I’ll say some words, you tell me what I’m describing. Gym selfies. Instagram stories. Flat shares (rented, obvs). Gluten free. “Personal brand”. Activated charcoal. Social media-induced anxiety. Bingo! Yes, it’s millennials!
Pity that generation; or envy them? Such is the quandary posed by the cover article of the Economist’s 1843 Magazine this month: “#NoFilter: Inside the mind of a millennial” (since re-titled in the online version). But perhaps there’s a third option: understand them. Because no good is to be gained by finding a single person aged 22–37 and extrapolating an entire generation from her, as this piece does, with Alexa, a 24 year old PR exec.
I have something to say at this point. My name is Tom and I’m a millennial. I’m 34, I don’t eat charcoal, rent, care much about my personal brand, and I’m not gluten free. Sure, I don’t each much meat, but that’s hardly new (both my parents in law — baby boomers — are vegan). Does this make me less millennial? After all: is it a demographic, encompassing up to 12m people in the UK depending on how you count it, or a mindset — a shared set of actions, purchase decisions, internet behaviours?
You’re probably thinking: profiles of millennials? What is this, 2014? Where are my Gen Z insights? But let’s pause for a moment and ask what good summing up any population of this size into distinct personality traits does. In our world, of marketing and advertising, it’s going to lead to bland, patronising work that speaks to no one. In the broader world, it builds walls between generations that encourage sneering, division, and an excuse to shut out the opinions of others.

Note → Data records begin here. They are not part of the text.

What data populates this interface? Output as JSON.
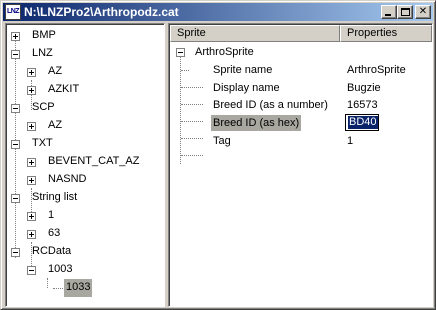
{
  "window": {
    "title": "N:\\LNZPro2\\Arthropodz.cat",
    "icon_label": "LNZ"
  },
  "tree": {
    "items": [
      {
        "label": "BMP"
      },
      {
        "label": "LNZ"
      },
      {
        "label": "AZ"
      },
      {
        "label": "AZKIT"
      },
      {
        "label": "SCP"
      },
      {
        "label": "AZ"
      },
      {
        "label": "TXT"
      },
      {
        "label": "BEVENT_CAT_AZ"
      },
      {
        "label": "NASND"
      },
      {
        "label": "String list"
      },
      {
        "label": "1"
      },
      {
        "label": "63"
      },
      {
        "label": "RCData"
      },
      {
        "label": "1003"
      },
      {
        "label": "1033"
      }
    ]
  },
  "properties": {
    "columns": [
      "Sprite",
      "Properties"
    ],
    "root": "ArthroSprite",
    "rows": [
      {
        "label": "Sprite name",
        "value": "ArthroSprite"
      },
      {
        "label": "Display name",
        "value": "Bugzie"
      },
      {
        "label": "Breed ID (as a number)",
        "value": "16573"
      },
      {
        "label": "Breed ID (as hex)",
        "value": "BD40"
      },
      {
        "label": "Tag",
        "value": "1"
      }
    ]
  }
}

Perhaps the fact that Alexa takes a while to get ready for a party — a scene that the article covers in depth — is something that older readers (who will soon be reading through the accompanying spine-bound digest of watches that cost the GDP of a small country) can relate to. But slap a lazy label on the subject and it reads as othering — a pointing and laughing, a “look-at-this” attitude. What has Alexa done to deserve this?
Enough; let’s fix this. One of the great things about marketing and advertising is not that it uses identities to sell. It’s that it can, when done well, breathe life into identity, giving people something to feel positive and confident about. But to get to that greatness, you need to understand those identities at a deeper level than a 15-year-wide range of dates of birth will give you. So stop asking me to #JoinTheConversation. Let’s #EndMillennialStereotypesNow.

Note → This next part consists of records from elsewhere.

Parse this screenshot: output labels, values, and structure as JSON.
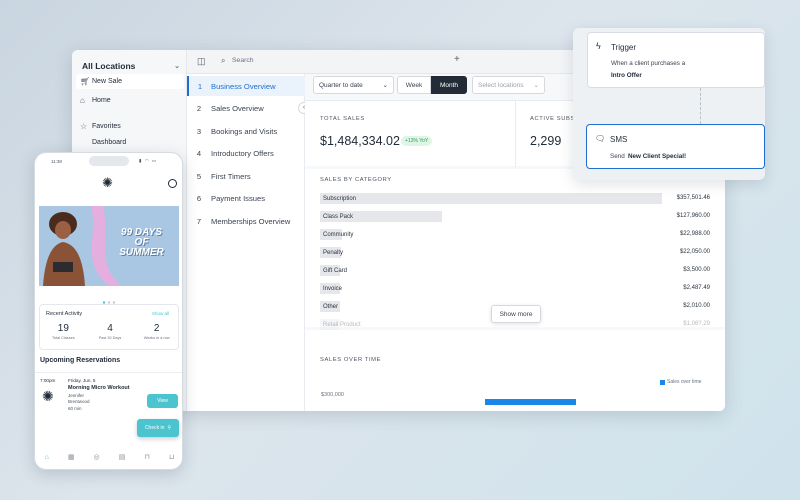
{
  "sidebar": {
    "location": "All Locations",
    "items": [
      {
        "label": "New Sale",
        "icon": "cart-icon"
      },
      {
        "label": "Home",
        "icon": "home-icon"
      },
      {
        "label": "Favorites",
        "icon": "star-icon"
      },
      {
        "label": "Dashboard",
        "icon": ""
      }
    ]
  },
  "topbar": {
    "search_placeholder": "Search"
  },
  "reports": [
    {
      "num": "1",
      "label": "Business Overview"
    },
    {
      "num": "2",
      "label": "Sales Overview"
    },
    {
      "num": "3",
      "label": "Bookings and Visits"
    },
    {
      "num": "4",
      "label": "Introductory Offers"
    },
    {
      "num": "5",
      "label": "First Timers"
    },
    {
      "num": "6",
      "label": "Payment Issues"
    },
    {
      "num": "7",
      "label": "Memberships Overview"
    }
  ],
  "filters": {
    "period": "Quarter to date",
    "week": "Week",
    "month": "Month",
    "locations_placeholder": "Select locations"
  },
  "kpis": {
    "total_label": "TOTAL SALES",
    "total_value": "$1,484,334.02",
    "total_badge": "+13% YoY",
    "active_label": "ACTIVE SUBSC",
    "active_value": "2,299"
  },
  "category": {
    "title": "SALES BY CATEGORY",
    "show_more": "Show more",
    "rows": [
      {
        "label": "Subscription",
        "value": "$357,501.46",
        "amount": 357501.46
      },
      {
        "label": "Class Pack",
        "value": "$127,960.00",
        "amount": 127960.0
      },
      {
        "label": "Community",
        "value": "$22,988.00",
        "amount": 22988.0
      },
      {
        "label": "Penalty",
        "value": "$22,050.00",
        "amount": 22050.0
      },
      {
        "label": "Gift Card",
        "value": "$3,500.00",
        "amount": 3500.0
      },
      {
        "label": "Invoice",
        "value": "$2,487.49",
        "amount": 2487.49
      },
      {
        "label": "Other",
        "value": "$2,010.00",
        "amount": 2010.0
      },
      {
        "label": "Retail Product",
        "value": "$1,06?.29",
        "amount": 1060
      }
    ]
  },
  "time": {
    "title": "SALES OVER TIME",
    "legend": "Sales over time",
    "y_tick": "$300,000"
  },
  "flow": {
    "trigger_title": "Trigger",
    "trigger_text": "When a client purchases a",
    "trigger_bold": "Intro Offer",
    "sms_title": "SMS",
    "sms_text": "Send",
    "sms_bold": "New Client Special!"
  },
  "phone": {
    "time": "11:38",
    "banner_line1": "99 DAYS",
    "banner_line2": "OF",
    "banner_line3": "SUMMER",
    "activity_title": "Recent Activity",
    "show_all": "Show all",
    "stats": [
      {
        "v": "19",
        "c": "Total Classes"
      },
      {
        "v": "4",
        "c": "Past 30 Days"
      },
      {
        "v": "2",
        "c": "Weeks in a row"
      }
    ],
    "reservations_title": "Upcoming Reservations",
    "res": {
      "time": "7:00pm",
      "date": "Friday, Jun. 5",
      "name": "Morning Micro Workout",
      "instructor": "Jennifer",
      "location": "Brentwood",
      "duration": "60 min",
      "view": "View"
    },
    "checkin": "Check in"
  },
  "colors": {
    "accent": "#1f6fd0",
    "teal": "#4cc4cf",
    "bar": "#1a86e8"
  }
}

Tom Pursey is the co-founder and creative director of agency Flying Object, who work across content, influencers, experiential and design. If you’re a marketer wanting to move past stereotypes, get in touch.